I’m Gonna Be

Finals is a time for pushing oneself.  Taking everything you’ve learned in a course and going into put up or shut up mode.  My world history students had a 2 hour block of time to write two essays.  Many of them said it’s the longest single period of sustained work they’ve ever done, and while challenging, they felt that they had all the knowledge and skills necessary to complete it.  That’s the sign of a good final exam to me.  A significant challenge, yet still accessible to the vast majority of the class.

As a teacher I try to do my best modeling best practices for my colleagues and students.  If I ask my students to put in their best work at all times I’d better be doing the same to show them that hard work is a lifestyle, not something that is only true while you’re in school.  I push myself to be the best teacher, husband, athlete, friend, and cook that I know how to be.

In this spirit I’m taking the responsibility of promptly scoring my students final exams extremely seriously.  Not so seriously that I sacrifice everything else in my life, but seriously enough that when it’s work time I work with minimal breaks and reduced distractions.  No Facebook open while I’m grading.  No grading in front of the TV.  Turn the phone to silent for a while.  Modeling the behaviors I ask of my students even if they never know about it.

Finals were Monday, Tuesday, Wednesday of this week and I’m proud to say that I’m already halfway finished with scoring them.  All the other extraneous late work, rewrites, and skill checks are taken care of, so it’s just two classes worth of essays left between me and finalized grades for first semester.  I’m pushing myself to maintain my high standards and have all my grades finalized by the end of the day Saturday.

Today’s workout is a good example too.  Before today I’d never truly failed a squat.  Today I had complete muscle failure trying to squat 260 pounds.
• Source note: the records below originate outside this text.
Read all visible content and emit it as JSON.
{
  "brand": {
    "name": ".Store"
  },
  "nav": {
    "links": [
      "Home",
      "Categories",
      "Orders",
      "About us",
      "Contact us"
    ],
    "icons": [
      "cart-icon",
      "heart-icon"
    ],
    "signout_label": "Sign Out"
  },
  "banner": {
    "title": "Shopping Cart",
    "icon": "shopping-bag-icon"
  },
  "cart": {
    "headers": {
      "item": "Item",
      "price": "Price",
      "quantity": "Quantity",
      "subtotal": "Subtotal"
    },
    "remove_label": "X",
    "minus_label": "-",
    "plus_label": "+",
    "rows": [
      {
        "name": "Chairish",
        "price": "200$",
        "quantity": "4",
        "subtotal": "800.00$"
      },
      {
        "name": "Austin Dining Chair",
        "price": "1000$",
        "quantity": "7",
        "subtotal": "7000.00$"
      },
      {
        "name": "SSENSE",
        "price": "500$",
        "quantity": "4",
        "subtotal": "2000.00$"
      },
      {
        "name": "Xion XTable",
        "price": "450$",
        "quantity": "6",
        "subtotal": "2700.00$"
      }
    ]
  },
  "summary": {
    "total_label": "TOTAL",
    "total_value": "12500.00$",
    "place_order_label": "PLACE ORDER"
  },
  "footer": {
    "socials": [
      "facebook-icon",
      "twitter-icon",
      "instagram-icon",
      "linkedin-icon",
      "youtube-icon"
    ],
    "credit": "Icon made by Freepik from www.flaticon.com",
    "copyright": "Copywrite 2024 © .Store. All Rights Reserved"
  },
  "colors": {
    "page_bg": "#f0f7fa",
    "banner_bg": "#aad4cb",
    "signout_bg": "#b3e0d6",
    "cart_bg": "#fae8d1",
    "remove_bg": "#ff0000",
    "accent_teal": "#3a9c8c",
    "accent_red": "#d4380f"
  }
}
I had to drop the weight.  I’d never failed because I told myself that to do heavy squats I need a spotter, or I need to work up to it for fear of injury.  Well, that’s why there are the adjustable rails on the squat rack.  They catch your weight.  Today’s “failed” squat at 260 pounds gives me more confidence to push myself than my successful (PR) squat at 255.  I know that when I push myself next time I can really do it.  Worst case I have to sit down and drop the weight.  The fear is gone.  I broke my own mental barrier.
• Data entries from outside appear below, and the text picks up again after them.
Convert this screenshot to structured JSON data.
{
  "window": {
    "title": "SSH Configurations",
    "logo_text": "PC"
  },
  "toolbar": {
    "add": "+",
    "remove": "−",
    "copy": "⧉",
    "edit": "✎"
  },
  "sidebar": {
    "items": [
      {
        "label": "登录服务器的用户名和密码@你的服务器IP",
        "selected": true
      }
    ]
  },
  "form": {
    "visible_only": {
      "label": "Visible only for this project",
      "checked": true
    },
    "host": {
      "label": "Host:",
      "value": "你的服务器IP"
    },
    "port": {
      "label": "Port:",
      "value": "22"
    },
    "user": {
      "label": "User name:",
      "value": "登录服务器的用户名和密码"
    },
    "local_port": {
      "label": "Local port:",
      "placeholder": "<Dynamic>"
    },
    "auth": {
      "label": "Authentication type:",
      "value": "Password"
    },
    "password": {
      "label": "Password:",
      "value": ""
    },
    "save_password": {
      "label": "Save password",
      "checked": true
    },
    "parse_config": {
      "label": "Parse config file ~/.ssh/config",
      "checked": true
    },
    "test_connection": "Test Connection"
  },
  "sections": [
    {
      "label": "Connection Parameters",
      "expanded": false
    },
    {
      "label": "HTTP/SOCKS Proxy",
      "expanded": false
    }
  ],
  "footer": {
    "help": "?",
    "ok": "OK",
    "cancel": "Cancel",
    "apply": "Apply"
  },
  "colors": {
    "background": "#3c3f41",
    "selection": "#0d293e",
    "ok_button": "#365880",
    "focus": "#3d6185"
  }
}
To continue pushing myself I’m doing my own “Fitness Final”.  On Saturday I’m tackling the “filthy fifty” a workout I thought I needed to work up to, and wait to try until I “got a little better.”  The workout is 10 different exercises at 50 reps each.  I might not finish on Saturday.  I might fail, but I know that I can push myself as hard as I need to, then come back to the workout and beat my time.

Workout for 1 Feb:

Rings skills.  Ring support position, pull-ups, push-ups, dips, L-sits to inverted hang to inverted pike.

Back Squats:
1, 1, 1, 1, 1, 1
225, 235, 245, 250, 255 (PR by 30#!), 260 (fail)


I’m going to get back on this horse.  If nothing else this can be a way to keep track of workouts, and provide some external accountability.  For January (read: manuary #2) I’ve been posting most of my workouts and other (somewhat) manly feats through Facebook.  The simple act of posting the workouts in a public way has caused me to think more deliberately about what exercises I’m doing, mixing up muscle groups, and enjoying the public recognition of my PRs.

I’m still going to use this blog for writing about education, and other thoughts, but I want to explicitly add the exercise component.  Today was a rest day.  First posted WOD will be tomorrow.

For now here are some Current PRs and Goals:

Deadlift:  295 | 340 (2x bodyweight)
Back Squat: 225 | 300
Bench Press: ?? | 225
Push-ups: 52 unbroken | 100
Pull-ups: ?? | 50 unbroken
Doubleunders: 22 (unbroken) | 50
Ring Muscle-ups: ?? | 10 (unbroken)
HSPU: 5 | 15
Ring Dips: 5 | 30
5k: 25min | 18min